Ever since the last election, everyone has, needless to say, been a little pent up about the role that 2020 will play in the future of the nation. You see Facebook posts, hear podcasts, and on the news about primaries, caucuses and the great state of Iowa. Not to mention the democratic debates which have been quite full.
Each party in the election cycle gets to nominate one candidate through the process of the primaries and caucuses. In a basic sense, these voting distinctions are a way to narrow the field down from 20 candidates to just one so the voters can clearly find a consensus on who to vote for and support. They do this by having an election to vote for a number of delegates that each candidate could have in the General Election. After each state votes, the delegates vote at the Democratic National Convention for the presidential nomination in July.
Since Donald Trump is the incumbent of the Republican Party, there has not really been a lot of opposition to his primary battle.

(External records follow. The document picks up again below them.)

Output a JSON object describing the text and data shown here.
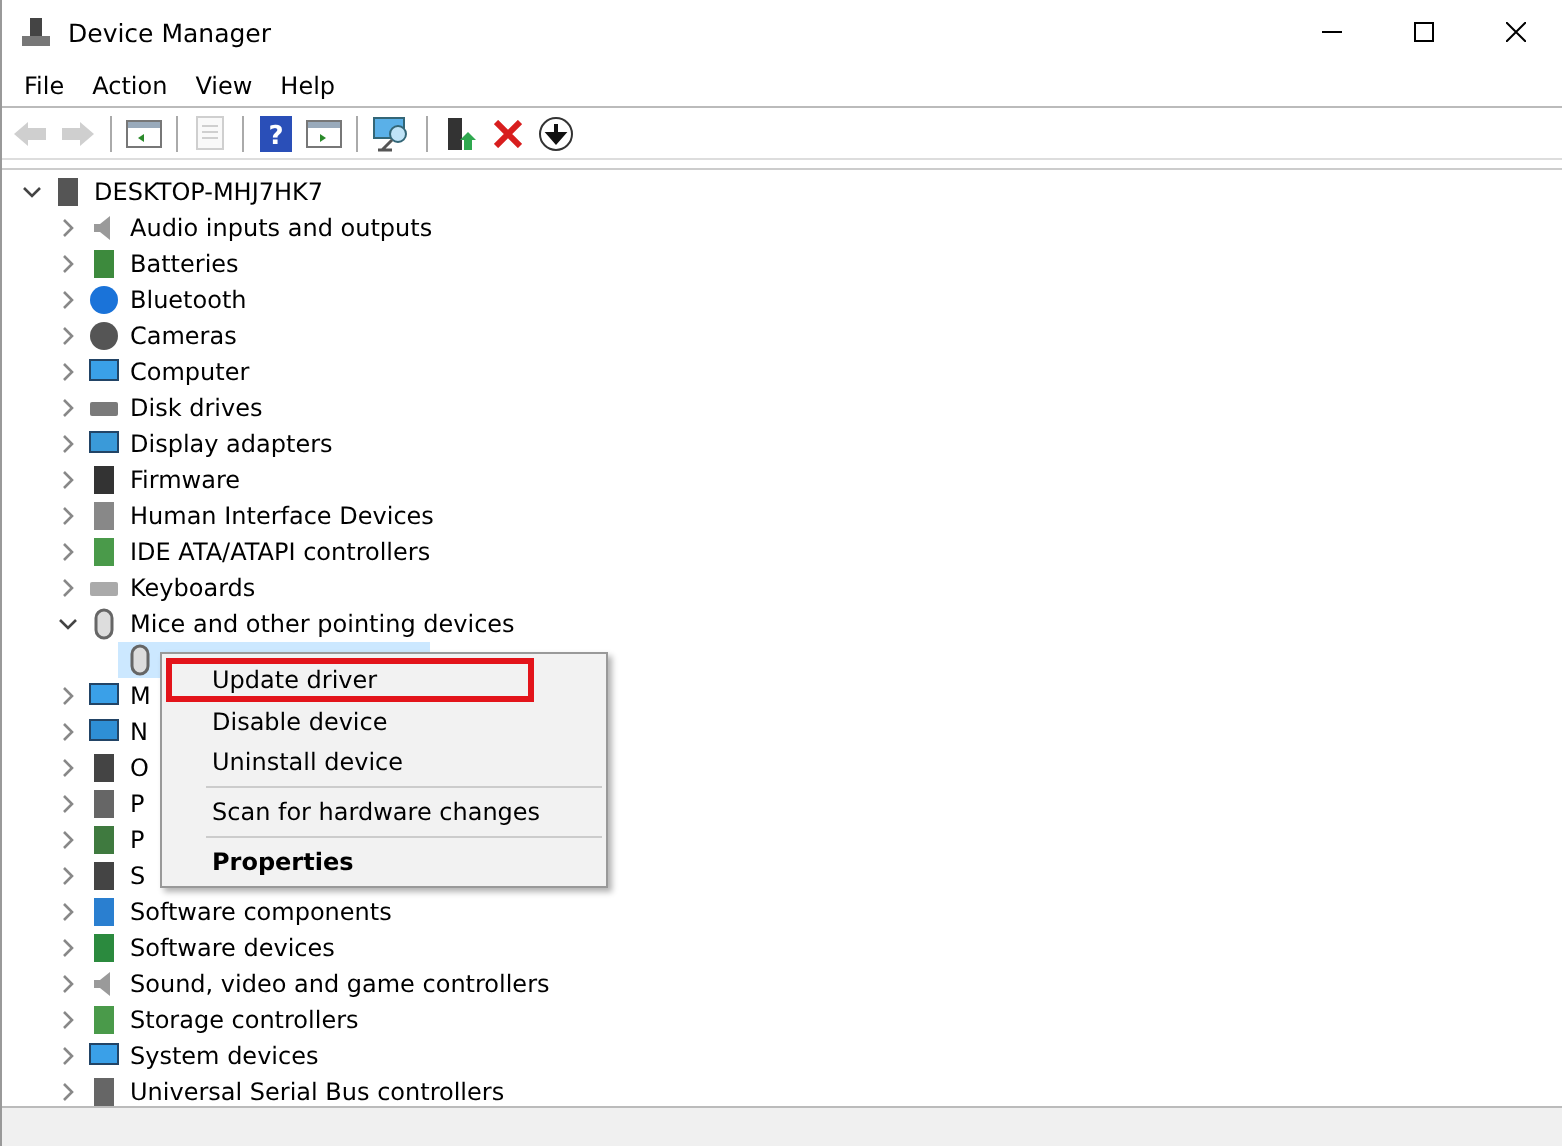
{
  "window": {
    "title": "Device Manager"
  },
  "menu_bar": [
    "File",
    "Action",
    "View",
    "Help"
  ],
  "toolbar": [
    {
      "kind": "back",
      "disabled": true
    },
    {
      "kind": "forward",
      "disabled": true
    },
    {
      "kind": "separator"
    },
    {
      "kind": "console",
      "disabled": false
    },
    {
      "kind": "separator"
    },
    {
      "kind": "properties",
      "disabled": true
    },
    {
      "kind": "separator"
    },
    {
      "kind": "help",
      "disabled": false,
      "glyph": "?"
    },
    {
      "kind": "action-pane",
      "disabled": false
    },
    {
      "kind": "separator"
    },
    {
      "kind": "scan",
      "disabled": false
    },
    {
      "kind": "separator"
    },
    {
      "kind": "update",
      "disabled": false
    },
    {
      "kind": "uninstall",
      "disabled": false
    },
    {
      "kind": "download",
      "disabled": false
    }
  ],
  "tree": {
    "label": "DESKTOP-MHJ7HK7",
    "expanded": true,
    "children": [
      {
        "label": "Audio inputs and outputs",
        "expanded": false
      },
      {
        "label": "Batteries",
        "expanded": false
      },
      {
        "label": "Bluetooth",
        "expanded": false
      },
      {
        "label": "Cameras",
        "expanded": false
      },
      {
        "label": "Computer",
        "expanded": false
      },
      {
        "label": "Disk drives",
        "expanded": false
      },
      {
        "label": "Display adapters",
        "expanded": false
      },
      {
        "label": "Firmware",
        "expanded": false
      },
      {
        "label": "Human Interface Devices",
        "expanded": false
      },
      {
        "label": "IDE ATA/ATAPI controllers",
        "expanded": false
      },
      {
        "label": "Keyboards",
        "expanded": false
      },
      {
        "label": "Mice and other pointing devices",
        "expanded": true,
        "children": [
          {
            "selected": true
          }
        ]
      },
      {
        "label": "M",
        "expanded": false
      },
      {
        "label": "N",
        "expanded": false
      },
      {
        "label": "O",
        "expanded": false
      },
      {
        "label": "P",
        "expanded": false
      },
      {
        "label": "P",
        "expanded": false
      },
      {
        "label": "S",
        "expanded": false
      },
      {
        "label": "Software components",
        "expanded": false
      },
      {
        "label": "Software devices",
        "expanded": false
      },
      {
        "label": "Sound, video and game controllers",
        "expanded": false
      },
      {
        "label": "Storage controllers",
        "expanded": false
      },
      {
        "label": "System devices",
        "expanded": false
      },
      {
        "label": "Universal Serial Bus controllers",
        "expanded": false
      }
    ]
  },
  "context_menu": [
    {
      "label": "Update driver",
      "selected": true,
      "separator_before": false,
      "default": false
    },
    {
      "label": "Disable device",
      "selected": false,
      "separator_before": false,
      "default": false
    },
    {
      "label": "Uninstall device",
      "selected": false,
      "separator_before": false,
      "default": false
    },
    {
      "label": "Scan for hardware changes",
      "selected": false,
      "separator_before": true,
      "default": false
    },
    {
      "label": "Properties",
      "selected": false,
      "separator_before": true,
      "default": true
    }
  ]
}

Democrats are now scrambling to get a candidate that they think represents them as a party and has a chance at defeating the current incumbent. You’ve seen: former Vice President Joe Biden, Senator Bernie Sanders, Senator Elizabeth Warren, Small-town Indiana mayor Pete Buttigieg in one way or other. All are the top four candidates in recent poll numbers all fighting for some airtime or political support.

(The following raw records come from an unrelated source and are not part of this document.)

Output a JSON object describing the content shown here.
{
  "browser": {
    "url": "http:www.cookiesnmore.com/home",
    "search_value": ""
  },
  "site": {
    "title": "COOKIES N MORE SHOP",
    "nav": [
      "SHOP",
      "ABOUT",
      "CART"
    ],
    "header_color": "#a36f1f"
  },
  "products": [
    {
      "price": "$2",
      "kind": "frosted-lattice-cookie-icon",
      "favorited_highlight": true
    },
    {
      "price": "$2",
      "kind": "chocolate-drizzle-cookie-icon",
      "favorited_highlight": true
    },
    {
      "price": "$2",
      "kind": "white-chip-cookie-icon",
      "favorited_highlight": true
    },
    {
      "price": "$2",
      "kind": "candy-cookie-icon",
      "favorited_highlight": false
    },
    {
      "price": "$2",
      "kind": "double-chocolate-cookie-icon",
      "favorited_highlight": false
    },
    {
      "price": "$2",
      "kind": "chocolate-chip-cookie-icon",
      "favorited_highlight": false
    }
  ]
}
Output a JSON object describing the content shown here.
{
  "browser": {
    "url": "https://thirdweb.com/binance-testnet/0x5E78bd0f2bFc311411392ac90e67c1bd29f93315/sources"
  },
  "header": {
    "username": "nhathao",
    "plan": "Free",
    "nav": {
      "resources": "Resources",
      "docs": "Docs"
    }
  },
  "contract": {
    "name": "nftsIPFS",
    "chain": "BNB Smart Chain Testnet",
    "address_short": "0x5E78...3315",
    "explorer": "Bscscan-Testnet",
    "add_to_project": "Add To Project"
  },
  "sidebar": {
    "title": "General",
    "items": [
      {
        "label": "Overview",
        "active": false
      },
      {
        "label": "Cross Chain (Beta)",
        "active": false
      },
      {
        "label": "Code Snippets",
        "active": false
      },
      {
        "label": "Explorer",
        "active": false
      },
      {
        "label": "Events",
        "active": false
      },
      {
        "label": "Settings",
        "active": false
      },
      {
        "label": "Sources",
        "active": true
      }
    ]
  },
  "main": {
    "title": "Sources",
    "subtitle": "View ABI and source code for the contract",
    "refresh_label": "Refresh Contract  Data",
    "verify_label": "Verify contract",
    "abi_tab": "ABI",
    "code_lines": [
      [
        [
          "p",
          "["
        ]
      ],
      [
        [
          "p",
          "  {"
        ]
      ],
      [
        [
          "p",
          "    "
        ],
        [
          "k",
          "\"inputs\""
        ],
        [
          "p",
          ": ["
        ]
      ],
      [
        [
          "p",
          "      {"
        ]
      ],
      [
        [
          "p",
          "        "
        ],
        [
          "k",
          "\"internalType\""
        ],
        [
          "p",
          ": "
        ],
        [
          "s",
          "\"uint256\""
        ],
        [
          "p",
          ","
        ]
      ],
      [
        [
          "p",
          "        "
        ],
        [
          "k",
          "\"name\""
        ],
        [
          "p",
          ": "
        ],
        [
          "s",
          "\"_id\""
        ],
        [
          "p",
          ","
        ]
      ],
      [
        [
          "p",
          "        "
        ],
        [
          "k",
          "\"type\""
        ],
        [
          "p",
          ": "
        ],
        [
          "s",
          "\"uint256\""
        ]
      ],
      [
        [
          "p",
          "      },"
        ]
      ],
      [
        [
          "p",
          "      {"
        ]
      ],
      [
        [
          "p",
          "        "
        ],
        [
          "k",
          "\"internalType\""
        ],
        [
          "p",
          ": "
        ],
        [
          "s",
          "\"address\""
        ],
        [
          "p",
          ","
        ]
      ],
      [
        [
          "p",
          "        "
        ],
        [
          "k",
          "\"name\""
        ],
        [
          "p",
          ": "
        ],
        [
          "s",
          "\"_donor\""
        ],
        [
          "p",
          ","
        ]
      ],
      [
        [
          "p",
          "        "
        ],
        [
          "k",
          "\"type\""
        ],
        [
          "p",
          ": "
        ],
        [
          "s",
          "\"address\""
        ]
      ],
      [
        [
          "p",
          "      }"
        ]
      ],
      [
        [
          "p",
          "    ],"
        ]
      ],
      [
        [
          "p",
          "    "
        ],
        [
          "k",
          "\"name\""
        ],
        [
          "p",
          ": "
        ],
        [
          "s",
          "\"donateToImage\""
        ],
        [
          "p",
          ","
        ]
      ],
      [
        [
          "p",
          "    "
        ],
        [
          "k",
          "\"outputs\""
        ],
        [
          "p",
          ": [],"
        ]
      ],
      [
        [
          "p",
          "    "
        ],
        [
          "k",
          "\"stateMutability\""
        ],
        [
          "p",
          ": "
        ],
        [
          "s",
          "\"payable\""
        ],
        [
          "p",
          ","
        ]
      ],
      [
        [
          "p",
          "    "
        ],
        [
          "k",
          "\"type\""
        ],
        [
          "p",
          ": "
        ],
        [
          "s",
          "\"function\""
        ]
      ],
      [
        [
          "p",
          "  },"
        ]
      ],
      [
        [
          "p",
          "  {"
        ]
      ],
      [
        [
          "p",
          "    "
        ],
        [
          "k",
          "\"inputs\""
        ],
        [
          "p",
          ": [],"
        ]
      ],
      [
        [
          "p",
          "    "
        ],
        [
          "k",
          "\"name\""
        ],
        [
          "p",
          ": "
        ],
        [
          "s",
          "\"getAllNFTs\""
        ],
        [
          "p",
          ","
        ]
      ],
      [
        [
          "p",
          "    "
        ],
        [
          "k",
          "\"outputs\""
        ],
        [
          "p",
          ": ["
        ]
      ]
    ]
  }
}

This fight could most clearly be seen in the Democratic Debates. What they do is debate certain policies so the candidates can show their supporters and party what their core campaign points are. Candidates also use the stage to gain publicity by attacking another candidate or cite a blockbuster promise. The best example of this is the December debate, where every other candidate attacked Pete Buttigieg in some form because he was polling well in the first primary states: Iowa and New Hampshire. These states are important because most of the time they predict the outcome of the primary election overall.
The Missouri Primary is March 10th, and if you are 18 by then you have the ability to vote in the primary. Missouri is sadly not one of the 16 states that let 17 year-olds (if you are 18 by general election day) vote in the primary election. But if you can, the Missouri primary is an open one. This means that if you are a democrat or republican, you can vote for any particular candidate you want. So be sure to get registered, and make your vote count.